  • Let’s assume we use a m5.xlarge spot instance costing ~$70 / month.
  • Let’s assume, using the above guidelines, that we can have about 7 feature deploys on a node
  • Let’s also assume that, given low throughput, other costs such as network traffic or logging are neglegible
  • Per feature deployment, assuming they would be active 24/7, the monthly cost per feature deployment would be $10 / month
  • A feature is not active for an entire month. A week would already be long. So, cost per feature deployment is $2.50.

That’s not 0, but it’s not breaking the bank either. Now if we relate that to $100/hr cost of engineering2 you would break even at saving 1.5 minutes of engineering time per feature. Remembering the ‘traffic jam’ dynamics described in the introduction, that should be easy.

This doesn’t take into account the initial setup effort. On the other hand, these calculations also ignore that feature deployments don’t need to run 24/7, and that a week per feature is a high estimate. So we can consider those to be in balance.

Possible improvements

A downside of pipelines is that it can become hard to have an overview and control over what applications are running at any given moment. Constantly adding and removing feature deployments magnifies this problem.

For that reason, ArgoCD has become a tool of choice for many organizations.

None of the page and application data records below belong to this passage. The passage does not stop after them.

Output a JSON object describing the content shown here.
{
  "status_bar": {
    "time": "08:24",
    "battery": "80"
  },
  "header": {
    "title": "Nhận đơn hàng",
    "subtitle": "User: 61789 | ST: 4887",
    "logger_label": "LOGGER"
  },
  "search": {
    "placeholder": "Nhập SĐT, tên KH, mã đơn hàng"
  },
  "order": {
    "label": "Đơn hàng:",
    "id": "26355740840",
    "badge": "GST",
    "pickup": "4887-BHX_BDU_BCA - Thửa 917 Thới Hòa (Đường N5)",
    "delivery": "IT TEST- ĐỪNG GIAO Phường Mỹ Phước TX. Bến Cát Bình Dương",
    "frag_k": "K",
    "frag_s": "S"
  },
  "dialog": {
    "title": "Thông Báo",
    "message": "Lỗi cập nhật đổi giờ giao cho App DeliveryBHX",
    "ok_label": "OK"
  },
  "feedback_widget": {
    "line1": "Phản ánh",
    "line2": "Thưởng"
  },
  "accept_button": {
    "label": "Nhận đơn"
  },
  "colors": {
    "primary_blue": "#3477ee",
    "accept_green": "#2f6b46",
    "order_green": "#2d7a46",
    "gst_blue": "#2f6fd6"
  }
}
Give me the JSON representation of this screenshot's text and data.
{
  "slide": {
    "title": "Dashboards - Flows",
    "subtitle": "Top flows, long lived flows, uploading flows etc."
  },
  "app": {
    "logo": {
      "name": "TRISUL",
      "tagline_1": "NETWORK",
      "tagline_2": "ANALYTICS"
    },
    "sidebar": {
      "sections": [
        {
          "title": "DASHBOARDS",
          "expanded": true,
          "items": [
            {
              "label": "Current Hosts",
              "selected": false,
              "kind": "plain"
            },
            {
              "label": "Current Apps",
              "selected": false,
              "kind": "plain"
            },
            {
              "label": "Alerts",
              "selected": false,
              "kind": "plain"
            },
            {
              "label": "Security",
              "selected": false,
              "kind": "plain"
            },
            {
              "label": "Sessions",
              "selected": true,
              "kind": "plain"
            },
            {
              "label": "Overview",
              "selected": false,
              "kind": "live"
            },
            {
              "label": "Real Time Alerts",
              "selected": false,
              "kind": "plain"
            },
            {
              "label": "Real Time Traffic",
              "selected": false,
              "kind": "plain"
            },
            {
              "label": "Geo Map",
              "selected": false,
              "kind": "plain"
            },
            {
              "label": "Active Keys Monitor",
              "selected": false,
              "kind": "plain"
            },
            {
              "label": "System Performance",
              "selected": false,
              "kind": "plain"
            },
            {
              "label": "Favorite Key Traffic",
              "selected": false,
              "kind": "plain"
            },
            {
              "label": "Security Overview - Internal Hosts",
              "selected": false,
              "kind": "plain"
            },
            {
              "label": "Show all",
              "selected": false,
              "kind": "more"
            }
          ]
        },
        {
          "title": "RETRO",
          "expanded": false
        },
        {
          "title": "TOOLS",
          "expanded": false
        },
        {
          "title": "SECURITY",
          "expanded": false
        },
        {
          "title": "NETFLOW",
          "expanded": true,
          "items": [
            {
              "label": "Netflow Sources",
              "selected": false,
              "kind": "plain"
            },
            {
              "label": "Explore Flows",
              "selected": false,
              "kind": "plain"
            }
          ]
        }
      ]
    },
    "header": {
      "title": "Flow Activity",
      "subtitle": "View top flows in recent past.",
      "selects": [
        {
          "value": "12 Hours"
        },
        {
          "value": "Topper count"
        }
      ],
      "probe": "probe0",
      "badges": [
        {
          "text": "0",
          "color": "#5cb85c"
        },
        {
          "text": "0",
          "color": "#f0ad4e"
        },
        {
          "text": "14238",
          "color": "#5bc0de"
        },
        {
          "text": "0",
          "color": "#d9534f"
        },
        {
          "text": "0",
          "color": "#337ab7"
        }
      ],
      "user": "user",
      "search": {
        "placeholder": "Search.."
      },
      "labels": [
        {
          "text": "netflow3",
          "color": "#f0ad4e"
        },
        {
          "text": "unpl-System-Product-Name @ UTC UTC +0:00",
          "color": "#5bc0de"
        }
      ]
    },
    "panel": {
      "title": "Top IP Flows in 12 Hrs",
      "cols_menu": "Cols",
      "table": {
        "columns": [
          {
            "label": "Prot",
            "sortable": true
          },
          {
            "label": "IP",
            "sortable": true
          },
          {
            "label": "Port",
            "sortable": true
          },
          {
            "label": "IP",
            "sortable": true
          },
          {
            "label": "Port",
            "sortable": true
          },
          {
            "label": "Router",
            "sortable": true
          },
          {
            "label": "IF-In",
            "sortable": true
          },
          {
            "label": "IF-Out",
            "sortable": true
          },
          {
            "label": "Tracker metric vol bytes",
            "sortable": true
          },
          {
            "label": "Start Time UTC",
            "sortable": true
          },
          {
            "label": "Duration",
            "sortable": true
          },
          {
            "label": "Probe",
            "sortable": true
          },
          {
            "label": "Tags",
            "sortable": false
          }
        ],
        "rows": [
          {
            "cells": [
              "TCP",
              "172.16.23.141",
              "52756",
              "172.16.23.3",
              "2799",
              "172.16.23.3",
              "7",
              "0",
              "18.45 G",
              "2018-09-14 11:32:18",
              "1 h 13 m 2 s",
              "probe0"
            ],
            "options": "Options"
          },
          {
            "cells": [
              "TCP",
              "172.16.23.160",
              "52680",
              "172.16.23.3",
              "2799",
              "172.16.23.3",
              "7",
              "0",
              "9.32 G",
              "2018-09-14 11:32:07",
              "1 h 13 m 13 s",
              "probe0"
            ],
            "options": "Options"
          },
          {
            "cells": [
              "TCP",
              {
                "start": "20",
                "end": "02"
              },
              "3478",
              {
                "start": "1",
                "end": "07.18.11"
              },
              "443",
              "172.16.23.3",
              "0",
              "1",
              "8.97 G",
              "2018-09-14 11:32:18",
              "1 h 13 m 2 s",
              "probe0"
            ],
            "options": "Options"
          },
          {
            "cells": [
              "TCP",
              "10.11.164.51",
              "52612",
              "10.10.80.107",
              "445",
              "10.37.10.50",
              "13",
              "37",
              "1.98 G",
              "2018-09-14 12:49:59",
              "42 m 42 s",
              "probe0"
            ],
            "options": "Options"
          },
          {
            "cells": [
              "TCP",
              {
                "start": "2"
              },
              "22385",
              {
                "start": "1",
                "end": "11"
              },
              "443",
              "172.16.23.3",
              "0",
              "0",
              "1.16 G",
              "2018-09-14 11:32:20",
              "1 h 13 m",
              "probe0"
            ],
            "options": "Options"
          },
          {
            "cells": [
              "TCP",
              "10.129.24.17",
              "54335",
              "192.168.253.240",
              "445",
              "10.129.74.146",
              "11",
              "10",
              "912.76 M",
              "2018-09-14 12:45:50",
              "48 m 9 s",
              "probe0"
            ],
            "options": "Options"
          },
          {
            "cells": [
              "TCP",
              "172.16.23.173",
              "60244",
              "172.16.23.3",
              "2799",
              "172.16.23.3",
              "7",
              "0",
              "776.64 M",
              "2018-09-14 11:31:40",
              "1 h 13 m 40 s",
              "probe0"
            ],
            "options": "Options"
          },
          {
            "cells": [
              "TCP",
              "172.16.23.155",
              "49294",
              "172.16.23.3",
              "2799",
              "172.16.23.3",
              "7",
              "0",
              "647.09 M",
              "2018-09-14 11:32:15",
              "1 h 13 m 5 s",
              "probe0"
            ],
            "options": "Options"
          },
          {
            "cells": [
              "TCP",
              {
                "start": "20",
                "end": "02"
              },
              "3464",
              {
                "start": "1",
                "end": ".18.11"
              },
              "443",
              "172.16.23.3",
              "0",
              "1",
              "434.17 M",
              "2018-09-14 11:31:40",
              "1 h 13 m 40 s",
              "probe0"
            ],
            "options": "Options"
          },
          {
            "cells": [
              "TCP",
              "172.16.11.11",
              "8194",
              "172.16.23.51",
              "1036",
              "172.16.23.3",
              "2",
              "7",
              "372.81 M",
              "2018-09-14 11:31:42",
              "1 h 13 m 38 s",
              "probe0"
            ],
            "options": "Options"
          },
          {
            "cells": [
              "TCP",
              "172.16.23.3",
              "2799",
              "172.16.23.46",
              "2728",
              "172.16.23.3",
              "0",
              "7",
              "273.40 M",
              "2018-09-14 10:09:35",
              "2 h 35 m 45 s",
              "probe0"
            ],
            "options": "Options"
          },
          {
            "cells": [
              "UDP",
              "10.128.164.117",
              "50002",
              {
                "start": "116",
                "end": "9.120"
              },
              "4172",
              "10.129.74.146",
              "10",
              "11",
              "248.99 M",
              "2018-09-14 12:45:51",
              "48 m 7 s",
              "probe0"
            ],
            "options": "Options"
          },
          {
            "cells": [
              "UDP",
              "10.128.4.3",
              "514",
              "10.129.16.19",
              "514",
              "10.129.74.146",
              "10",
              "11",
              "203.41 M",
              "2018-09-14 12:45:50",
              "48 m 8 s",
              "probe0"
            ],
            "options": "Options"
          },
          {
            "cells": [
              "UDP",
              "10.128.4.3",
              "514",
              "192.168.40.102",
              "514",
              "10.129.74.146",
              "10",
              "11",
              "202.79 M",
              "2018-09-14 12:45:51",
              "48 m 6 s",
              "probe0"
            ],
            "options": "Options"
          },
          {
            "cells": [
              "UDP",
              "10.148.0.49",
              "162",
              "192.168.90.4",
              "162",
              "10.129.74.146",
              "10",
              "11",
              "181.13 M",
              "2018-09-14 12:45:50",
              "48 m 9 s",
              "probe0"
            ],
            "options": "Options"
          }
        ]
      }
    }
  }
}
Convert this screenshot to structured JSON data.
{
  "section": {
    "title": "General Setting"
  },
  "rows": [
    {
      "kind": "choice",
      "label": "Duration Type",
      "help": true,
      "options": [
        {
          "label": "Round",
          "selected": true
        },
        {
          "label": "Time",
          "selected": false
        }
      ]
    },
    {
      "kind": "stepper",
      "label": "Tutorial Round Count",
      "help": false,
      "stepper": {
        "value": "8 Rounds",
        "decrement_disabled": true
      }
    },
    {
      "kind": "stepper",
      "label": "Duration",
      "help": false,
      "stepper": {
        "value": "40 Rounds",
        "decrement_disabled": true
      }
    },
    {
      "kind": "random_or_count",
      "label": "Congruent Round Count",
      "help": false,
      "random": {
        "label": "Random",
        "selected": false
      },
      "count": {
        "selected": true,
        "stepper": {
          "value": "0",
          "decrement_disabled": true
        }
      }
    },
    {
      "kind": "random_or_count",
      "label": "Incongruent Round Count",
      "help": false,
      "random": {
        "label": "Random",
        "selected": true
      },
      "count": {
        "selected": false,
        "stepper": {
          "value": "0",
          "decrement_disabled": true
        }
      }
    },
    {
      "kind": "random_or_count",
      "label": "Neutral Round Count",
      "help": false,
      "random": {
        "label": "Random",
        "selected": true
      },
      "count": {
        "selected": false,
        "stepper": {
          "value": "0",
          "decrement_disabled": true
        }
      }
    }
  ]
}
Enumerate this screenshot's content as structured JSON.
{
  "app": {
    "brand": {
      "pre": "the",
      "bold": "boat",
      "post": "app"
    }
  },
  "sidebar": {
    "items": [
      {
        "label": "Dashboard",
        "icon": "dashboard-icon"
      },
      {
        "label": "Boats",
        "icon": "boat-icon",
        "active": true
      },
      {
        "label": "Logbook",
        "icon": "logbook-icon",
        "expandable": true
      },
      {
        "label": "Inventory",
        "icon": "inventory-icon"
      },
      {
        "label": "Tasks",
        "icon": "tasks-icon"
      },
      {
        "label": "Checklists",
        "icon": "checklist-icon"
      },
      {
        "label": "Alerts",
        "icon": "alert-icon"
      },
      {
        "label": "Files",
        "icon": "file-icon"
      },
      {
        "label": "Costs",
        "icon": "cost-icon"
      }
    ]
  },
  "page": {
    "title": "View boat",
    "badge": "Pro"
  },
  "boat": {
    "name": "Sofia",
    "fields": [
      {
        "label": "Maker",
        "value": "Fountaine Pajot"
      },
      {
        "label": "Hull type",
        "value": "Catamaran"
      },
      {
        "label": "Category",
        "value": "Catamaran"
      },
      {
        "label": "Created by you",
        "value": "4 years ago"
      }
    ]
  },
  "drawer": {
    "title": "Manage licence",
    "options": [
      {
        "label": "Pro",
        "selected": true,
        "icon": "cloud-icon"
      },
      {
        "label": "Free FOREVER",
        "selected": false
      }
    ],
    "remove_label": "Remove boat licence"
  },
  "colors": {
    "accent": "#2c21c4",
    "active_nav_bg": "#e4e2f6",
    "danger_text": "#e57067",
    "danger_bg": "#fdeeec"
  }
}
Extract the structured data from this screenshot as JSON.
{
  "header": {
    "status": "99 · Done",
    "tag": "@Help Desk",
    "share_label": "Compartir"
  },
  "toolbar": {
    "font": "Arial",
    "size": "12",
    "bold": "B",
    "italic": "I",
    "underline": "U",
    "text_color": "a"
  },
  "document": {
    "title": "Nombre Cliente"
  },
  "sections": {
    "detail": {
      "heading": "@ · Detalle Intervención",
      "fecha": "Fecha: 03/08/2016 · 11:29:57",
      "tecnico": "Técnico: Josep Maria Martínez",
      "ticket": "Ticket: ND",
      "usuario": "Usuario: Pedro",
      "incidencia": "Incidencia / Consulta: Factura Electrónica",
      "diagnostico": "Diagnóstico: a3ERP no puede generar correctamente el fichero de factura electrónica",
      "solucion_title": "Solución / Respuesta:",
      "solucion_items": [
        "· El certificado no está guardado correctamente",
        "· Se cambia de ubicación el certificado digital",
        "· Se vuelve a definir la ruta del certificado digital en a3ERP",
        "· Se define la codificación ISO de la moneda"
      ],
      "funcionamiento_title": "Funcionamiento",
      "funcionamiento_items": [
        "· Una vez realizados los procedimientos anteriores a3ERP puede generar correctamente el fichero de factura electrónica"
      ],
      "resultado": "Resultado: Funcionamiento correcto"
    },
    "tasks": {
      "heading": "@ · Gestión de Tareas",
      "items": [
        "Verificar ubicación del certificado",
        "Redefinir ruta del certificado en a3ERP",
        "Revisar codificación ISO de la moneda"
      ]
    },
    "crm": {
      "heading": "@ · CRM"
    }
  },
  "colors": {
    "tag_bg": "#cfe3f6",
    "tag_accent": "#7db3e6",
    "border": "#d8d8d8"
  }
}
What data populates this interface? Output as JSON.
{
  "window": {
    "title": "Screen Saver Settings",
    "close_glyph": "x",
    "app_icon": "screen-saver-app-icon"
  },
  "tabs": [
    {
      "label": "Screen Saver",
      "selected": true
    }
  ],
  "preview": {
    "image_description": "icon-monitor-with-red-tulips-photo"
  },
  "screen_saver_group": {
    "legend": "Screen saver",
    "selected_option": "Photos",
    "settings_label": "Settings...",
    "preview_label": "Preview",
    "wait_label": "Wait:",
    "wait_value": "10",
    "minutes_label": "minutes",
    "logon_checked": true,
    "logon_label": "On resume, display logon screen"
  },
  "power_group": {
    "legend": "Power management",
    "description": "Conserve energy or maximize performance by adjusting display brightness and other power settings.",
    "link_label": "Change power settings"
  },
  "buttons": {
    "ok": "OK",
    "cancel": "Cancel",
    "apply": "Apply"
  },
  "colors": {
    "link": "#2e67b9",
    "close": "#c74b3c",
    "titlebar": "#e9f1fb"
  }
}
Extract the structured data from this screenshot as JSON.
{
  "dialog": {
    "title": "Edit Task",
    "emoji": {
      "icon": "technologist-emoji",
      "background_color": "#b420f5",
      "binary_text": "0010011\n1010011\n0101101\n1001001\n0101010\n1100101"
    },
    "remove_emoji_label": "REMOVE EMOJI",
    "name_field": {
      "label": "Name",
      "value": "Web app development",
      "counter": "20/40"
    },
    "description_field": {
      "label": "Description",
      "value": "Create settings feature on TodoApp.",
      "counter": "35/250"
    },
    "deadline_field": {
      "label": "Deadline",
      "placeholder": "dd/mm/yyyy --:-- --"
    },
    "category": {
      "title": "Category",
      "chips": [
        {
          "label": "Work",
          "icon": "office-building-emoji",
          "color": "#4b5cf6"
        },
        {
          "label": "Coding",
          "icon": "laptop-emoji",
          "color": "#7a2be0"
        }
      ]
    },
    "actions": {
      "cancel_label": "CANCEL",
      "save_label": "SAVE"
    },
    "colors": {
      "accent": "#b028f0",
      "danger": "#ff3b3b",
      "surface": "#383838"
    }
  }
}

When using ArgoCD, an ApplicationSet using the Pull Request Generator would be a suitable way to manage feature deployments.


Feature deployments can help teams move fast by preventing interfering workflows and providing early feedback (shift left). After considering some aspects, such as scope and how to provision the supporting infrastructure, implementation can be straightforward.

Pragmatism and a bit of lo-fi glue code can be all that is needed to get started. This allows teams to evaluate what works and what needs improvement in future iterations.

Don’t hesitate to reach out via Twitter or Mastodon when having any feedback.

  1. Do not underestimate the value of self-servicability ↩︎

  2. Ballpark figure contractor rate in Netherlands, can obviously vary per country ↩︎